• **EXERCISE BRIEF**: Filter the entries for the word "gmail". Copy each line that has it.

:: DATA PROVIDED ::

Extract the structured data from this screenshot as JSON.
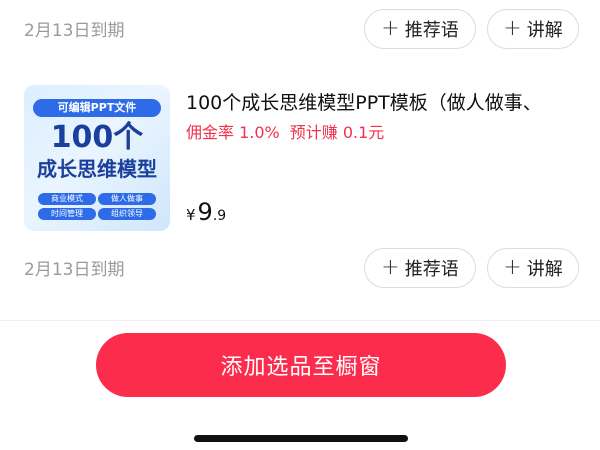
{
  "rows": [
    {
      "expire": "2月13日到期",
      "recommend_label": "推荐语",
      "explain_label": "讲解"
    },
    {
      "expire": "2月13日到期",
      "recommend_label": "推荐语",
      "explain_label": "讲解"
    }
  ],
  "product": {
    "title": "100个成长思维模型PPT模板（做人做事、",
    "commission": "佣金率 1.0%",
    "estimate": "预计赚 0.1元",
    "price_currency": "¥",
    "price_int": "9",
    "price_dec": ".9",
    "thumb": {
      "banner": "可编辑PPT文件",
      "big": "100个",
      "mid": "成长思维模型",
      "tags": [
        "商业模式",
        "做人做事",
        "时间管理",
        "组织领导"
      ]
    }
  },
  "icons": {
    "plus": "plus-icon"
  },
  "cta": {
    "label": "添加选品至橱窗"
  },
  "colors": {
    "accent": "#fb2c4c",
    "commission": "#f2314d",
    "muted": "#9a9a9a",
    "thumb_blue": "#2d6be8"
  }
}
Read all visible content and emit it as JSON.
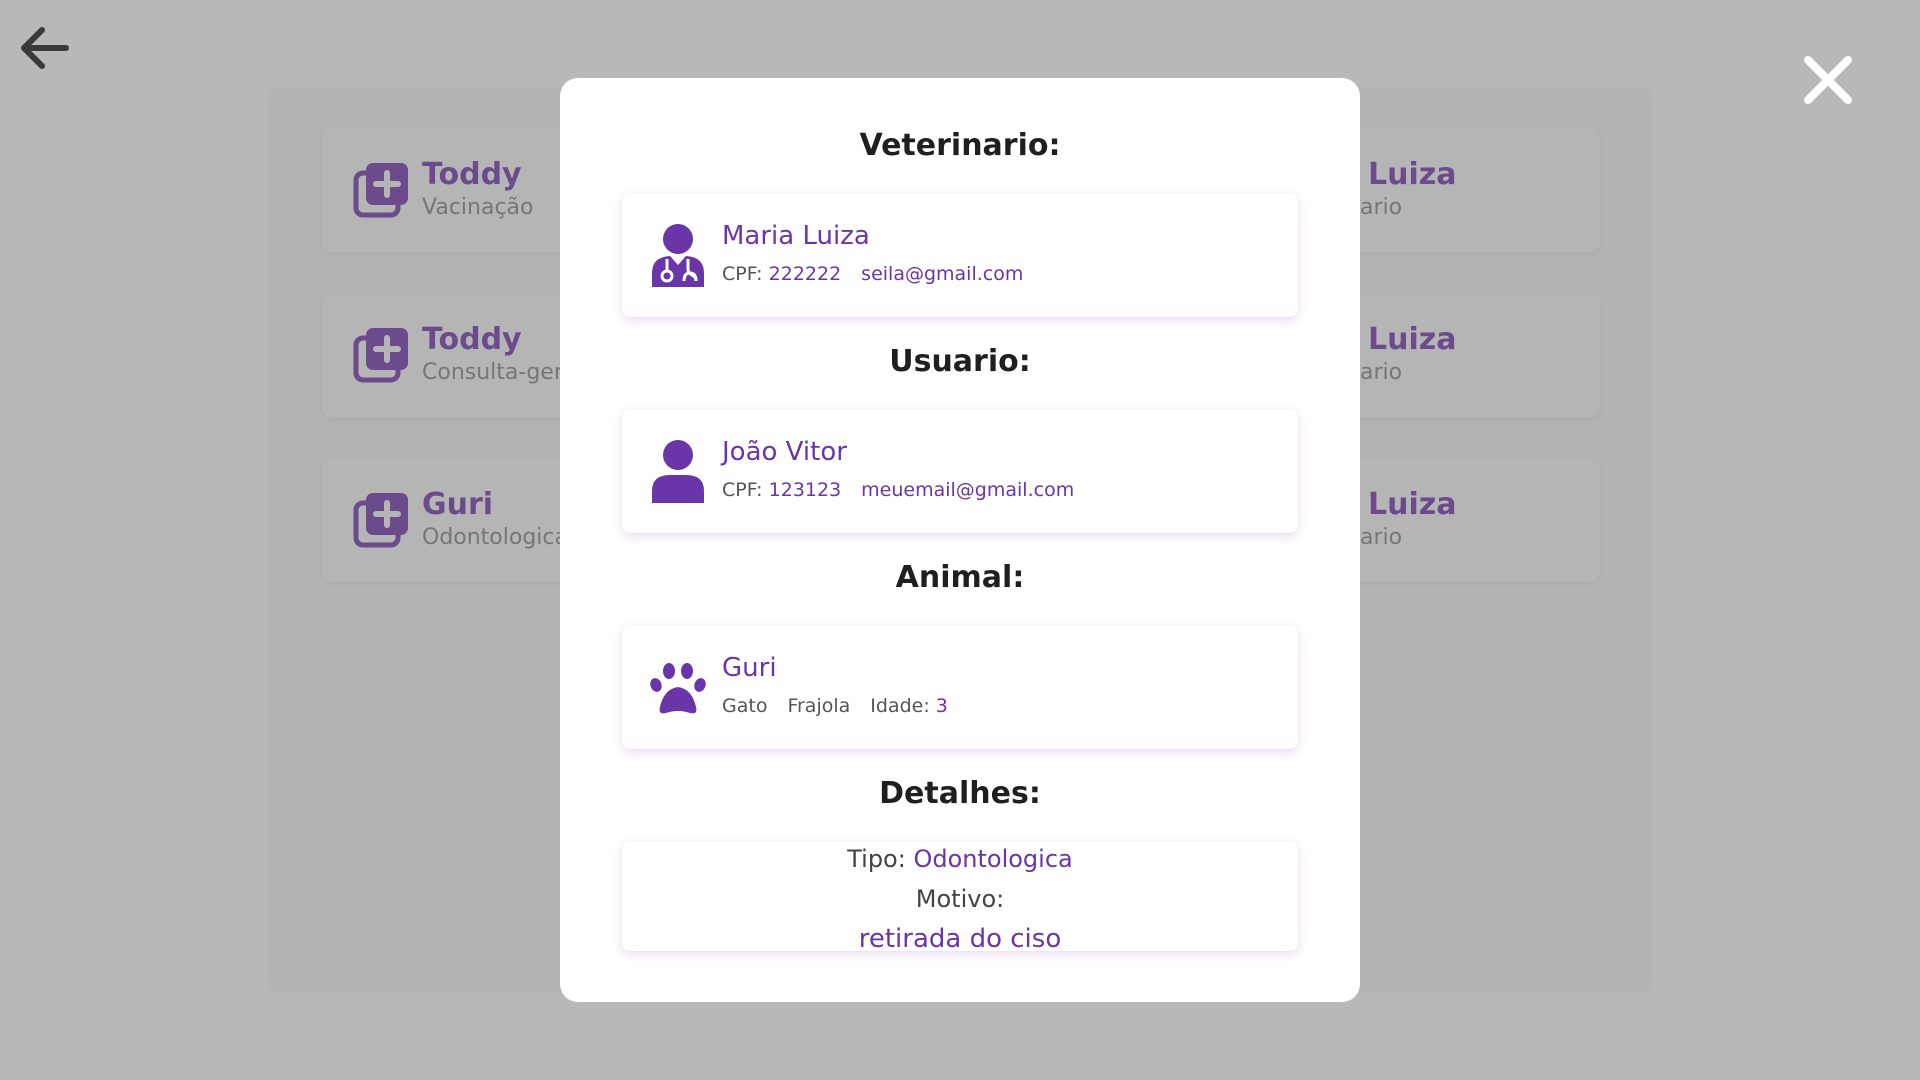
{
  "background": {
    "cards_left": [
      {
        "name": "Toddy",
        "sub": "Vacinação"
      },
      {
        "name": "Toddy",
        "sub": "Consulta-geral"
      },
      {
        "name": "Guri",
        "sub": "Odontologica"
      }
    ],
    "cards_right": [
      {
        "name": "Luiza",
        "sub": "ario"
      },
      {
        "name": "Luiza",
        "sub": "ario"
      },
      {
        "name": "Luiza",
        "sub": "ario"
      }
    ]
  },
  "modal": {
    "vet_heading": "Veterinario:",
    "vet": {
      "name": "Maria Luiza",
      "cpf_label": "CPF:",
      "cpf": "222222",
      "email": "seila@gmail.com"
    },
    "user_heading": "Usuario:",
    "user": {
      "name": "João Vitor",
      "cpf_label": "CPF:",
      "cpf": "123123",
      "email": "meuemail@gmail.com"
    },
    "animal_heading": "Animal:",
    "animal": {
      "name": "Guri",
      "species": "Gato",
      "breed": "Frajola",
      "age_label": "Idade:",
      "age": "3"
    },
    "details_heading": "Detalhes:",
    "details": {
      "type_label": "Tipo:",
      "type": "Odontologica",
      "reason_label": "Motivo:",
      "reason": "retirada do ciso"
    }
  },
  "colors": {
    "accent": "#6a35a8",
    "overlay": "#b8b8b8"
  },
  "icons": [
    "arrow-left-icon",
    "close-icon",
    "medical-plus-icon",
    "doctor-icon",
    "user-icon",
    "paw-icon"
  ]
}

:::

• **YOUR RESPONSE**:
      "email": "seila@gmail.com"
      "email": "meuemail@gmail.com"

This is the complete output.